“Because Andy [McCabe] was going places, for him to be put there was a really big sign. It was the first signal that they were serious about it,” one former official who was involved with the HIG said. “We lost that along the way somewhere, no doubt.”
That impression was bolstered after the FBI quietly pushed out the HIG’s last permanent director, Frazier Thompson, early last year. Thompson’s departure from the HIG was recounted in varying degrees to POLITICO by three sources with knowledge of his departure, who said Thompson was sidelined after clashing with superiors in an effort to promote the HIG and its research.
“The FBI continues to support the critical mission of the High-Value Detainee Interrogation Group, including prioritizing research and training,” said Carol Cratty, a spokesperson for the FBI that handles the HIG portfolio.
Thompson was reassigned within the bureau in 2016. He was the only HIG director who didn’t receive either an SAC posting or a high-profilesenior executive appointment after his rotation with the group. He was replaced by a new permanent director, Sam Miranda, this year.
Miranda was appointed formally in January. A police officer by training, Miranda has been with the bureau since 2001, according to his Linkedin profile.
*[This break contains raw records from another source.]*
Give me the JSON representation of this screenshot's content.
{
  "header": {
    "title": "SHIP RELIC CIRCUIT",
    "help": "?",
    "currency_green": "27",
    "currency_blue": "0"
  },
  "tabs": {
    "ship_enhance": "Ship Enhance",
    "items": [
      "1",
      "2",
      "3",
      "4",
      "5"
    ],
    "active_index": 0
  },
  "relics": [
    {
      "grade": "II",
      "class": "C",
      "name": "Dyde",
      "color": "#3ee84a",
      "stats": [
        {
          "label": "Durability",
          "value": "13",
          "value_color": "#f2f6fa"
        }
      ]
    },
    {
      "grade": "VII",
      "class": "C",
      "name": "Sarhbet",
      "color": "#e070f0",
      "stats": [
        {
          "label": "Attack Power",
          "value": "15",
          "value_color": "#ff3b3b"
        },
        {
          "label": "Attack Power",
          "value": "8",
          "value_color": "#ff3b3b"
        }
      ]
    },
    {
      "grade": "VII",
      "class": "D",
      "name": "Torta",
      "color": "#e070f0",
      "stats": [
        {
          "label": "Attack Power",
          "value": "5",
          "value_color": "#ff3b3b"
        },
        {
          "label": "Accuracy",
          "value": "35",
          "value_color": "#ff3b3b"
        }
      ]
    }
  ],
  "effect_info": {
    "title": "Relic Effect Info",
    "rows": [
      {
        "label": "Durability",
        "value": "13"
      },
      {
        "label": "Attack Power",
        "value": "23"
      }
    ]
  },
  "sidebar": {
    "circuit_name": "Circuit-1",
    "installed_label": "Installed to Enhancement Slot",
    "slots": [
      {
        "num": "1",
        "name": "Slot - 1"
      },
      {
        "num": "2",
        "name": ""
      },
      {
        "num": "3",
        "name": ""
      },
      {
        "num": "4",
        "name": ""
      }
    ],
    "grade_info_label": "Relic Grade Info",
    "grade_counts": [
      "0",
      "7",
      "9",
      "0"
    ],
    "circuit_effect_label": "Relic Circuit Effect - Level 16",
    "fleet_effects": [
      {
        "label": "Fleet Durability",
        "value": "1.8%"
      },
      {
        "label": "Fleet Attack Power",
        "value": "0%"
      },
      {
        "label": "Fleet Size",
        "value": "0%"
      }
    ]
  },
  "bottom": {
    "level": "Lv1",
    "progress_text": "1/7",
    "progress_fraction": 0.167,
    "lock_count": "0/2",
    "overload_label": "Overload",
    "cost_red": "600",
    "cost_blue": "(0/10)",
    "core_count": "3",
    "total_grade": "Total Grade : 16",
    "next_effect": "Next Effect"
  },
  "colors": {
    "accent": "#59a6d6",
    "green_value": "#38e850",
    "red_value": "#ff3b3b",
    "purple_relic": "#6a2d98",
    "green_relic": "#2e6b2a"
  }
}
He was most recently an assistant special-agent-in-charge in San Antonio.
Two officials said they doubt that Miranda will fight aggressively for the HIG — including for its deployment, as evidenced by the captive American — and say he has not engaged meaningfully with the group’s research arm.
“This current director saw what happened to [Thompson],” the second official said. “He’s not going to fall on his sword for the HIG.”
Resources and funding for the group’s research mission are drying up, too, according to three officials with knowledge. The HIG’s research director, DIA detailee Dr. Susan Brandon, will be leaving the HIG as part of a rotation, and there are not yet plans to replace her. Her departure and the lack of a replacement is expected to lead to more resignations and departures from the HIG’s research arm.
“It is with regret that I have to tell you that DIA has decided it does not want to support the HIG research program, and that I am leaving the HIG,” Brandon told colleagues in an email, parts of which were obtained by Politico. She will return to DIA, she said.
Not long after Brandon’s departure, Mark Fallon — a former military interrogator who previously chaired the research committee, and still advised the HIG — sent his own resignation.
“The abandonment of funding continued HIG research projects under the Trump administration is also concerning,” Fallon said in an email to HIG colleagues. “The fact that we now have a US citizen in custody for more than two months, with his conditions of confinement and methods of interrogations remaining classified, are very troubling to me. I’ve seen this playbook before and it’s an area that I will not be associated with.”
A website that was supposed to publicly present some of the group’s findings has sat empty for years held up by bureaucratic jostling over whether it should be made public. New research projects aren’t getting approved, two of the officials said, and the only ongoing experiments were pre-approved years ago.
“The place is floundering,” one of the officials said. “I don’t know what they’re going to do.”